● WORK TO COMPLETE: Copy the data exactly.

● PROVIDED DATA:
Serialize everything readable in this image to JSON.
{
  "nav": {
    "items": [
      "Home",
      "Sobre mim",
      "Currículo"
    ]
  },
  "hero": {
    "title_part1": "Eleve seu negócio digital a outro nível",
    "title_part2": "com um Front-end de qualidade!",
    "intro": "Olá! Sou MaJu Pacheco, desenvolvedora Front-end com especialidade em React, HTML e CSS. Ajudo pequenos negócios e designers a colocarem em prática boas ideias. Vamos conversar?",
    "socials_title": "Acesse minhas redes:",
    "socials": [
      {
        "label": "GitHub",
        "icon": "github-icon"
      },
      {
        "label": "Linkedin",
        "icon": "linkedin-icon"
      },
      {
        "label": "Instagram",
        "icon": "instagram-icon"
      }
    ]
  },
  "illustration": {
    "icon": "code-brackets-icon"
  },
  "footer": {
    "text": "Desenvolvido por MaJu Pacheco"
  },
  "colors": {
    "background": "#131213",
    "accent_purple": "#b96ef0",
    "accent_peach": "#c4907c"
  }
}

● ANSWER BOX:
Serialize everything readable in this image to JSON.
{
  "nav": {
    "items": [
      "Home",
      "Sobre mim",
      "Currículo"
    ]
  },
  "hero": {
    "title_part1": "Eleve seu negócio digital a outro nível",
    "title_part2": "com um Front-end de qualidade!",
    "intro": "Olá! Sou MaJu Pacheco, desenvolvedora Front-end com especialidade em React, HTML e CSS. Ajudo pequenos negócios e designers a colocarem em prática boas ideias. Vamos conversar?",
    "socials_title": "Acesse minhas redes:",
    "socials": [
      {
        "label": "GitHub",
        "icon": "github-icon"
      },
      {
        "label": "Linkedin",
        "icon": "linkedin-icon"
      },
      {
        "label": "Instagram",
        "icon": "instagram-icon"
      }
    ]
  },
  "illustration": {
    "icon": "code-brackets-icon"
  },
  "footer": {
    "text": "Desenvolvido por MaJu Pacheco"
  },
  "colors": {
    "background": "#131213",
    "accent_purple": "#b96ef0",
    "accent_peach": "#c4907c"
  }
}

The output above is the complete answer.